Summer is here! That means it’s time to bask in the fresh air and sun. For many, it also means wearing a bikini.

Bikinis can showcase strength, confidence, and beauty. They can also enable women of every size to proudly defy what mainstream media says female bodies should look like.

But for some, covering up is actually a more comforting and empowering choice.

Bryanne Salazar, 38, who suffered from bulimia from age 13 to 23, prefers covering up at the beach to retain control of how much of her body is open for public view.

“Eating disorders, for many of us, are about control,” she says. “As I healed from a decade of bulimia, I learned to control aspects of my life other than food, and that included what I wore. Bathing suits are no different to me than casual wear.”
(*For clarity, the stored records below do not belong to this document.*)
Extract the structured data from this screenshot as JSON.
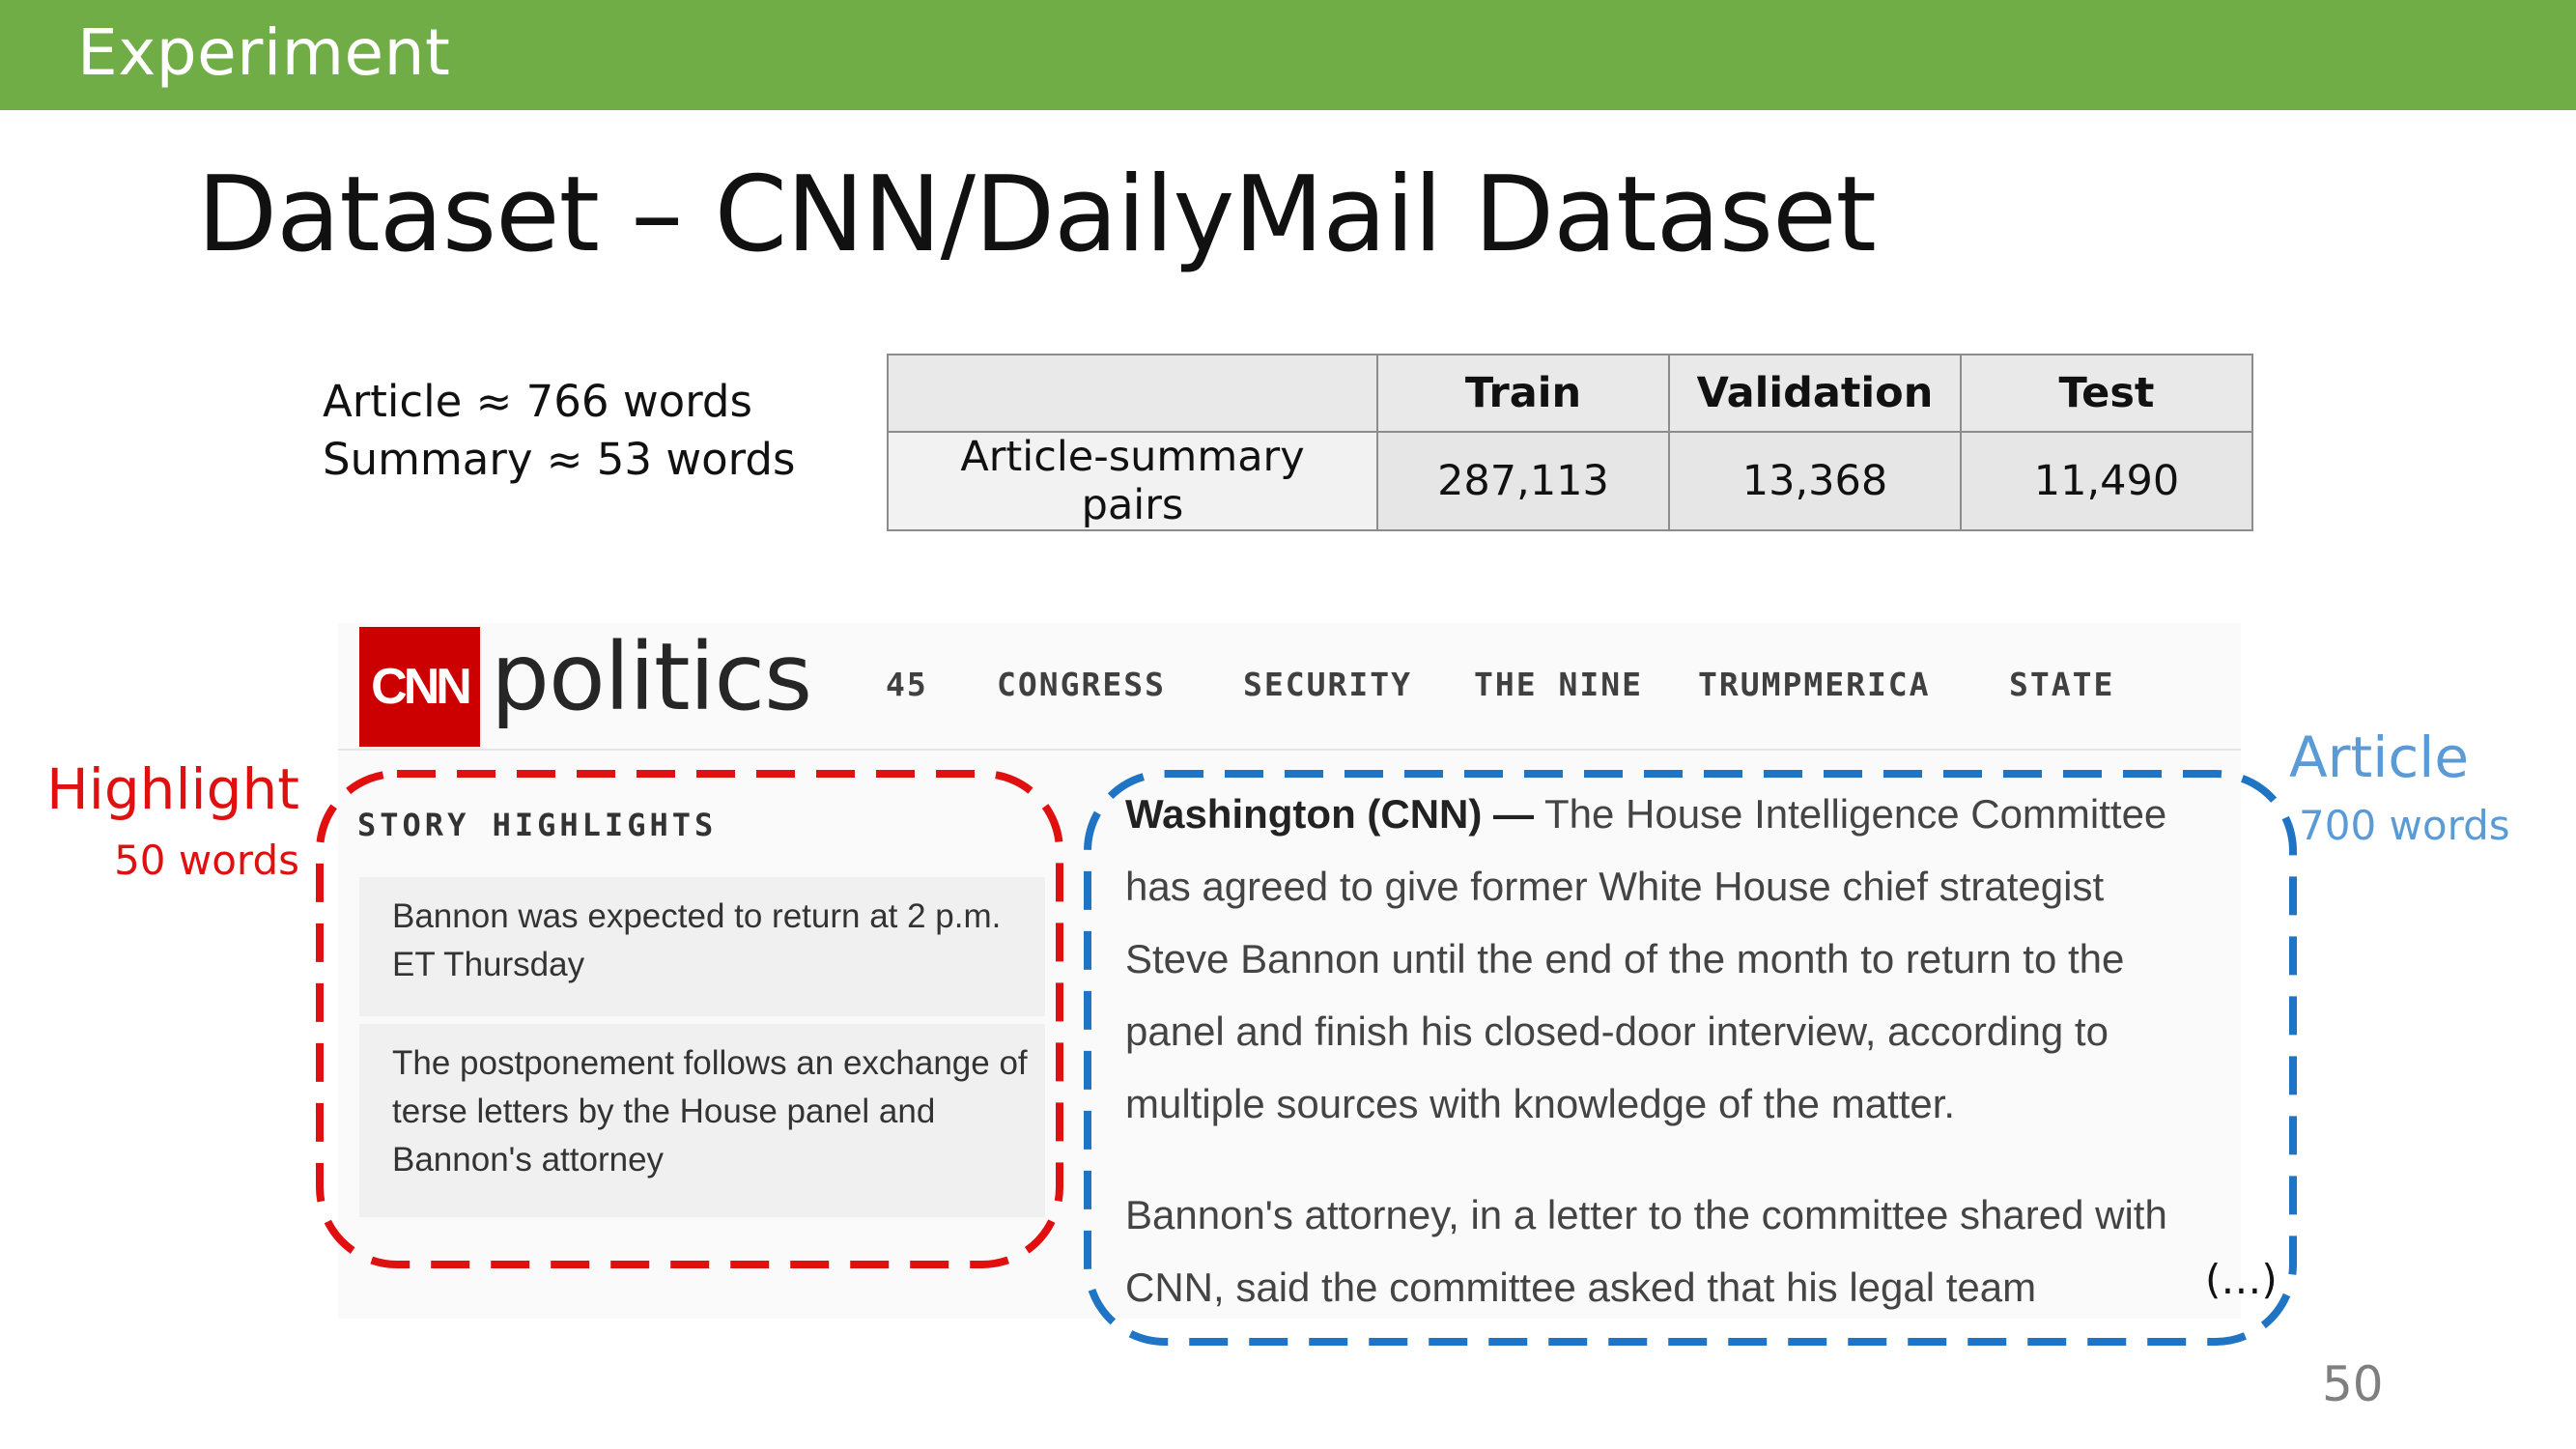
{
  "header": {
    "section": "Experiment"
  },
  "slide": {
    "title": "Dataset – CNN/DailyMail Dataset",
    "page_number": "50"
  },
  "stats": {
    "article_length": "Article ≈ 766 words",
    "summary_length": "Summary ≈ 53 words"
  },
  "table": {
    "columns": [
      "",
      "Train",
      "Validation",
      "Test"
    ],
    "rows": [
      {
        "label": "Article-summary pairs",
        "train": "287,113",
        "validation": "13,368",
        "test": "11,490"
      }
    ]
  },
  "cnn": {
    "logo_text": "CNN",
    "section": "politics",
    "nav": [
      "45",
      "CONGRESS",
      "SECURITY",
      "THE NINE",
      "TRUMPMERICA",
      "STATE"
    ],
    "story_heading": "STORY HIGHLIGHTS",
    "highlights": [
      "Bannon was expected to return at 2 p.m. ET Thursday",
      "The postponement follows an exchange of terse letters by the House panel and Bannon's attorney"
    ],
    "article_dateline": "Washington (CNN) —",
    "article_p1": "The House Intelligence Committee has agreed to give former White House chief strategist Steve Bannon until the end of the month to return to the panel and finish his closed-door interview, according to multiple sources with knowledge of the matter.",
    "article_p2": "Bannon's attorney, in a letter to the committee shared with CNN, said the committee asked that his legal team",
    "ellipsis": "(…)"
  },
  "annotations": {
    "highlight_label": "Highlight",
    "highlight_words": "50 words",
    "article_label": "Article",
    "article_words": "700 words",
    "highlight_color": "#E01010",
    "article_color": "#1F74C4"
  },
  "colors": {
    "header_bar": "#70AD47",
    "cnn_red": "#CC0000"
  }
}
“It’s not that people can’t tell my weight or see the shape of my body. It’s that I get to control how much is exposed, and that’s the safety of it for me,” she adds.
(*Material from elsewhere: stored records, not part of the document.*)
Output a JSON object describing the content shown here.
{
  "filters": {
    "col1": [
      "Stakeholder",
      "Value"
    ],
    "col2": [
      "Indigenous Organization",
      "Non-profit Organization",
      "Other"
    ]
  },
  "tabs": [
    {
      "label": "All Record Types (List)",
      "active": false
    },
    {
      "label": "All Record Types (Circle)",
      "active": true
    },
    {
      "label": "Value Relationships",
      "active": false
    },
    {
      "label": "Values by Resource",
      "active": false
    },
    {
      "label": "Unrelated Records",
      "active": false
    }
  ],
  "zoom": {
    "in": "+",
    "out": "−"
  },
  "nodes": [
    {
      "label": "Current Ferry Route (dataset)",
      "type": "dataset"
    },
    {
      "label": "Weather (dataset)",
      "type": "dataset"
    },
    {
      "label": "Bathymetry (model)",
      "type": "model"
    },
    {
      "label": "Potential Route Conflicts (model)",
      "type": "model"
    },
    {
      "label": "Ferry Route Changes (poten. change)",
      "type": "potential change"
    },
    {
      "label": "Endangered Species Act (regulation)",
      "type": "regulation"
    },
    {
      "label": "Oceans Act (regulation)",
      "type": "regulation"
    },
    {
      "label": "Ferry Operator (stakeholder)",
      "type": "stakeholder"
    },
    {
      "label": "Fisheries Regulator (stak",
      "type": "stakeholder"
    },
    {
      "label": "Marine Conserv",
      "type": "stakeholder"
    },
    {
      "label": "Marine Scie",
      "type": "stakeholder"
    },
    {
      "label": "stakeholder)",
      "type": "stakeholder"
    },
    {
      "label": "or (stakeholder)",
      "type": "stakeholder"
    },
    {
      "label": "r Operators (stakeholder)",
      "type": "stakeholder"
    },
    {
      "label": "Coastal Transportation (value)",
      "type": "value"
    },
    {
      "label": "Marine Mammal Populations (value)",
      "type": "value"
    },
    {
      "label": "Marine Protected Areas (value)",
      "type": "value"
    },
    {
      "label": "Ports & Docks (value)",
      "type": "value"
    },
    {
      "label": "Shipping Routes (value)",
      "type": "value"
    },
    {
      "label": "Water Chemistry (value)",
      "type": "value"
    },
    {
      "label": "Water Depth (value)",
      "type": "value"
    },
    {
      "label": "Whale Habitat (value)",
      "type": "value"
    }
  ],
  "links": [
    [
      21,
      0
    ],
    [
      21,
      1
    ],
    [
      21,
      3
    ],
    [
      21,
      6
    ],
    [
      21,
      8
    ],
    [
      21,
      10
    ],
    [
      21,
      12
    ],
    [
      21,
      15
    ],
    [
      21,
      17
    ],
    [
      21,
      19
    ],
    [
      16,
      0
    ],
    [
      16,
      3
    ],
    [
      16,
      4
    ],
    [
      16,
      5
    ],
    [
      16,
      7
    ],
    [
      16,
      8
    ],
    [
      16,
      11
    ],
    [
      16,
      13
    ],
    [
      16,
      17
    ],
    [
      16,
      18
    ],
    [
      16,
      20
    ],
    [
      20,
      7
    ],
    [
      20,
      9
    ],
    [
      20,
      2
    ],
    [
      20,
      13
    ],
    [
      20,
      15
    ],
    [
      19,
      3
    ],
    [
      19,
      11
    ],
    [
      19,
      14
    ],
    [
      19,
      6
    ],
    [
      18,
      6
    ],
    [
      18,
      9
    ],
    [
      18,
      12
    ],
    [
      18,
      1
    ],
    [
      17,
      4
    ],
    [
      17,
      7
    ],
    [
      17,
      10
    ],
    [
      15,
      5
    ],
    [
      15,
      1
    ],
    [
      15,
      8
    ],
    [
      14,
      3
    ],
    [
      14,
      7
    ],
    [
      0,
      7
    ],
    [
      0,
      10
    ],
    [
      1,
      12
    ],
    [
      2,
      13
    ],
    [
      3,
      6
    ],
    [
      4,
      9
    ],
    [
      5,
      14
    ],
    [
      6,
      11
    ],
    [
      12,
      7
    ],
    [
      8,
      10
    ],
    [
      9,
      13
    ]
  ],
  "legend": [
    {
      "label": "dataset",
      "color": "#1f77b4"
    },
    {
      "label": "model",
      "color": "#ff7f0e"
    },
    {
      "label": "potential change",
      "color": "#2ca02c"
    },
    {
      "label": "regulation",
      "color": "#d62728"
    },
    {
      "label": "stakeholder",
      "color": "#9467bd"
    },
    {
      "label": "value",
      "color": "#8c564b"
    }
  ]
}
“I feel more confident and comfortable if I’m covered.”
— Bryanne Salazar

For Nika C. Beamon, 46, wearing more offers control not just over how much of her body is shown, but also how much of her medical history is on display.

Because of an autoimmune disease, Beamon has had several stomach surgeries which left her with eight holes and many scars across her midriff.

To spare herself the stares and questions, she made sure to pack long shorts, loose shirts and dresses, and a one-piece bathing suit with built-in shorts on a recent vacation. This ensured she wouldn’t have to field looks and inquiries from strangers.

Katie Elizabeth, 23, has always hated wearing bikinis. “I have PCOS and carry most of my weight in my lower stomach, so I think it makes me look disproportionate. But a one-piece kind of smooths that over and makes it less noticeable. I’m also on some arthritis medication that makes me photosensitive, so wearing revealing bathing suits makes me paranoid about getting sunburned.” She’s very glad one-pieces are back in style.

“I’m constantly stared at when I leave the house because I walk with a cane,” Beamon says, “I just prefer not to give any other reasons for strangers to ask what’s wrong with me or smile awkwardly.”
— Nika C. Beamon

Similarly, Stepfanie Romine, 36, eschews bikinis for more coverage to protect her skin. “I’m incredibly fair, so I burn easily. It feels silly to uncover my body only to have to hide in the shade and slather myself in sunscreen all day. I usually wear a one-piece suit, covered with a rash guard and board shorts.”

“I’m not ashamed of my body, but I value my health and want to protect myself from the sun as much as possible.”
— Stepfanie Romine

Wearing a bikini — even if it’s covered up — can be a proclamation of self-love and self-acceptance. Cathy López, 37, says.

“I’m fat. Really fat, not just a little chubby. And yes, wearing a bikini is a big f--- you to people who I’m sure are making comments about me. Most of the time I do throw a rash guard over it, because I fear skin cancer and get cold easily, but knowing that I’m wearing a bikini when most of society says I shouldn’t, and even when they can’t see I’m doing it, makes me feel awesome.”

But for many women, wearing more is just as much an act of self-love and self-protection.

Janet Buttenwieser, 47, has owned just one bikini in her life, around 1983, when she was 12 years old.

“Throughout high school and college, my small breasts and scorch-prone fair skin led me to buy bathing suits that covered as much of my body as possible. In my late twenties and early thirties, I had a series of abdominal surgeries to remove a recurrent intestinal tumor and now have a permanent colostomy. A colostomy pouch sits stage left of my navel, surgical scars form a lopsided tic-tac-toe board on the right. I am not ashamed of my body or of my colostomy, but to expose my abdomen in public would elicit stares and questions.”

I’ll be a one-piece bathing suit wearer for the rest of my life, grateful to have survived a serious illness and to be able to enjoy a day at the beach.
— Janet Buttenwieser

These women offer a great reminder for all of us to forget the false perfection we see on Instagram and to remember that confidence and beauty don’t depend on the amount of skin we show but, rather, how we feel about the skin we’re in.

Gila Lyons’ work has appeared in The New York Times, Cosmopolitan, Salon, Vox, and more. She is at work on a memoir about seeking a natural cure for anxiety and panic disorder but falling prey to the underbelly of the alternative health movement. Links to published work can be found Connect with her on Twitter, Instagram, and LinkedIn.